### Data to examine

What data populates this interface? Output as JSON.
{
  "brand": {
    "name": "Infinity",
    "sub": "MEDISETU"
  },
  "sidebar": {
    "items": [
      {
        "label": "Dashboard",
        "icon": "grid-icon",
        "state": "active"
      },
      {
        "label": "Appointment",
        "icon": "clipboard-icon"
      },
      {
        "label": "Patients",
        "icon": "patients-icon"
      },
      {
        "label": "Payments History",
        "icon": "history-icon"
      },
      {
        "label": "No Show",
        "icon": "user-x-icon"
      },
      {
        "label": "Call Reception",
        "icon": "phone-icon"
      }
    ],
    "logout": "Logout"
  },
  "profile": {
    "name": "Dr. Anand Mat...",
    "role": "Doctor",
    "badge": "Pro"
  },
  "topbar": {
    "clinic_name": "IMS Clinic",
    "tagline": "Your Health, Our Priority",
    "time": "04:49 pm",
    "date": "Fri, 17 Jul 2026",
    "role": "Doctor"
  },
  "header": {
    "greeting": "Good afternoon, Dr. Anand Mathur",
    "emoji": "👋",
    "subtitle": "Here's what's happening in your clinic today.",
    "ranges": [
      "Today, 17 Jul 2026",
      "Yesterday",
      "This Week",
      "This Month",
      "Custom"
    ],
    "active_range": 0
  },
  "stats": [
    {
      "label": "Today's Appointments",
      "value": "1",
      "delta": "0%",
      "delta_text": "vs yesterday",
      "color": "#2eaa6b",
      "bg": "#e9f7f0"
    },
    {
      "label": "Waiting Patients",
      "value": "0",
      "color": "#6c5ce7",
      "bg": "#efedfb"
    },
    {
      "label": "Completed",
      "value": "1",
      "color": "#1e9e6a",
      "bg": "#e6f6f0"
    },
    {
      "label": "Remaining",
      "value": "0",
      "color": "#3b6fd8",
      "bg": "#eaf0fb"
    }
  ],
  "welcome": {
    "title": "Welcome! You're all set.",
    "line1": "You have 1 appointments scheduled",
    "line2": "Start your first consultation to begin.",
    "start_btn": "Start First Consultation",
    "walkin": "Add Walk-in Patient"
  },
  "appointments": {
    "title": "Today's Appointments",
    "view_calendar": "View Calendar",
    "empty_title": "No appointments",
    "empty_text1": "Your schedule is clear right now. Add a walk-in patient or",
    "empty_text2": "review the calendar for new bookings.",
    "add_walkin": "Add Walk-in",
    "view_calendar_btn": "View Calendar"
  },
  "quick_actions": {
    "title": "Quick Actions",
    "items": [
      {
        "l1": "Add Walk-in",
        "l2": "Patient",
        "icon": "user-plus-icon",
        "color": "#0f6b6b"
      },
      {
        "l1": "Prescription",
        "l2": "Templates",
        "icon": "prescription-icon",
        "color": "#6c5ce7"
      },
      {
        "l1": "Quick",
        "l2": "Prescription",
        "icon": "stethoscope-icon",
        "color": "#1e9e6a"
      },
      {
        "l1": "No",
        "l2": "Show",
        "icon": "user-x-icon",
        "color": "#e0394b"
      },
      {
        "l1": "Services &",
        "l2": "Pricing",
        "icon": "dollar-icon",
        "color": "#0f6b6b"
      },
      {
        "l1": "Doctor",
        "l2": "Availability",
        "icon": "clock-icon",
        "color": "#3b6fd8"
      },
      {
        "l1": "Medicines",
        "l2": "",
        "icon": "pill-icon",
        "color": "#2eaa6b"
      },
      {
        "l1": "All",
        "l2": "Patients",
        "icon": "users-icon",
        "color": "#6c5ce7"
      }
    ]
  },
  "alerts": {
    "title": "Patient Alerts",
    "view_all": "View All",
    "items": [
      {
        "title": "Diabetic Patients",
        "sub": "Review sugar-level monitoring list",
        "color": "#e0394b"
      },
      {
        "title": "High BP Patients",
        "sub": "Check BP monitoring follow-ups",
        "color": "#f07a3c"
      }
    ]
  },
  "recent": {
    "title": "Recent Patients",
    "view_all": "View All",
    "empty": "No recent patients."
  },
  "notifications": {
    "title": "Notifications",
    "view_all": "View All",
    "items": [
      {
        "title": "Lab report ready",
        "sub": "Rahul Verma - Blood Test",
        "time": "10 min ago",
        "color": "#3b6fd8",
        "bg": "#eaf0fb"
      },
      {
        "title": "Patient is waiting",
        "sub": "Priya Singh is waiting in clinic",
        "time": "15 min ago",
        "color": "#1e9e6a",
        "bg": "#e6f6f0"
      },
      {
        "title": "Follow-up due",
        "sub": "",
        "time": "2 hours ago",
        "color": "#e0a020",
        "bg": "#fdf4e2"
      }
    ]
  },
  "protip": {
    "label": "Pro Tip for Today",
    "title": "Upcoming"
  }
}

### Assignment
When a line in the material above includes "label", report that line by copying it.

### Response to the task
        "label": "Dashboard",
        "label": "Appointment",
        "label": "Patients",
        "label": "Payments History",
        "label": "No Show",
        "label": "Call Reception",
      "label": "Today's Appointments",
      "label": "Waiting Patients",
      "label": "Completed",
      "label": "Remaining",
    "label": "Pro Tip for Today",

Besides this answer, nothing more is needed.